---------- Data supplied

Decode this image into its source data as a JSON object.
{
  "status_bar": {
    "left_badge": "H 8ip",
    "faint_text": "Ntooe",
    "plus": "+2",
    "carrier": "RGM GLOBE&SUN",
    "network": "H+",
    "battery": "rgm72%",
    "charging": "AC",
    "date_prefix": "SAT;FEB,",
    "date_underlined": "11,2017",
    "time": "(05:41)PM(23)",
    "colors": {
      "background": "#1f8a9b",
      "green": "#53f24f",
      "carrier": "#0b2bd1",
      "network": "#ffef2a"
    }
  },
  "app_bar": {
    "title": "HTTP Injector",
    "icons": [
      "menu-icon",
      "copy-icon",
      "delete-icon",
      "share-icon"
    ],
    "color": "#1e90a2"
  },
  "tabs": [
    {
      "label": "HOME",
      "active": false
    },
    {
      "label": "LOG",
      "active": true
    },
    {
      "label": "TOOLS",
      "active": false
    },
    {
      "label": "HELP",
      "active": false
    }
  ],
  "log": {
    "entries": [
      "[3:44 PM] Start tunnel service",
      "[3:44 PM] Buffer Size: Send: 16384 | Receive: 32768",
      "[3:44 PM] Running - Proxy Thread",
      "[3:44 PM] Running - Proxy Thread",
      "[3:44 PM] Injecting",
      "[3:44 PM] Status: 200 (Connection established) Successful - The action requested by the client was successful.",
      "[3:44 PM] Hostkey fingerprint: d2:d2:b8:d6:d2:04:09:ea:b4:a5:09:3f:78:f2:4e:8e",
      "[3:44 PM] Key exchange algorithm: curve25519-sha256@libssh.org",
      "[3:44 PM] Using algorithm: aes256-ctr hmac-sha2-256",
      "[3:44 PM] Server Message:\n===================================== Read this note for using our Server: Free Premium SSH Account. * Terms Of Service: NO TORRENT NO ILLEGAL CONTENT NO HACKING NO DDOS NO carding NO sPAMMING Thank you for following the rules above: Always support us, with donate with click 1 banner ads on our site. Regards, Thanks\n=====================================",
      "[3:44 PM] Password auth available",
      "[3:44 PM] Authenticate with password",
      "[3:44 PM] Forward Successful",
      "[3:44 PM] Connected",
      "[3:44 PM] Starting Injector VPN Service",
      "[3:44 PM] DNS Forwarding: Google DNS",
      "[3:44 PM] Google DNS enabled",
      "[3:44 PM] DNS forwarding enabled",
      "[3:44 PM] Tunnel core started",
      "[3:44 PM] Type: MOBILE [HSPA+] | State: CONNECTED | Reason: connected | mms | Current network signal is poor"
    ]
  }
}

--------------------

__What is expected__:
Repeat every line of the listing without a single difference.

__Solved exercise__:
Decode this image into its source data as a JSON object.
{
  "status_bar": {
    "left_badge": "H 8ip",
    "faint_text": "Ntooe",
    "plus": "+2",
    "carrier": "RGM GLOBE&SUN",
    "network": "H+",
    "battery": "rgm72%",
    "charging": "AC",
    "date_prefix": "SAT;FEB,",
    "date_underlined": "11,2017",
    "time": "(05:41)PM(23)",
    "colors": {
      "background": "#1f8a9b",
      "green": "#53f24f",
      "carrier": "#0b2bd1",
      "network": "#ffef2a"
    }
  },
  "app_bar": {
    "title": "HTTP Injector",
    "icons": [
      "menu-icon",
      "copy-icon",
      "delete-icon",
      "share-icon"
    ],
    "color": "#1e90a2"
  },
  "tabs": [
    {
      "label": "HOME",
      "active": false
    },
    {
      "label": "LOG",
      "active": true
    },
    {
      "label": "TOOLS",
      "active": false
    },
    {
      "label": "HELP",
      "active": false
    }
  ],
  "log": {
    "entries": [
      "[3:44 PM] Start tunnel service",
      "[3:44 PM] Buffer Size: Send: 16384 | Receive: 32768",
      "[3:44 PM] Running - Proxy Thread",
      "[3:44 PM] Running - Proxy Thread",
      "[3:44 PM] Injecting",
      "[3:44 PM] Status: 200 (Connection established) Successful - The action requested by the client was successful.",
      "[3:44 PM] Hostkey fingerprint: d2:d2:b8:d6:d2:04:09:ea:b4:a5:09:3f:78:f2:4e:8e",
      "[3:44 PM] Key exchange algorithm: curve25519-sha256@libssh.org",
      "[3:44 PM] Using algorithm: aes256-ctr hmac-sha2-256",
      "[3:44 PM] Server Message:\n===================================== Read this note for using our Server: Free Premium SSH Account. * Terms Of Service: NO TORRENT NO ILLEGAL CONTENT NO HACKING NO DDOS NO carding NO sPAMMING Thank you for following the rules above: Always support us, with donate with click 1 banner ads on our site. Regards, Thanks\n=====================================",
      "[3:44 PM] Password auth available",
      "[3:44 PM] Authenticate with password",
      "[3:44 PM] Forward Successful",
      "[3:44 PM] Connected",
      "[3:44 PM] Starting Injector VPN Service",
      "[3:44 PM] DNS Forwarding: Google DNS",
      "[3:44 PM] Google DNS enabled",
      "[3:44 PM] DNS forwarding enabled",
      "[3:44 PM] Tunnel core started",
      "[3:44 PM] Type: MOBILE [HSPA+] | State: CONNECTED | Reason: connected | mms | Current network signal is poor"
    ]
  }
}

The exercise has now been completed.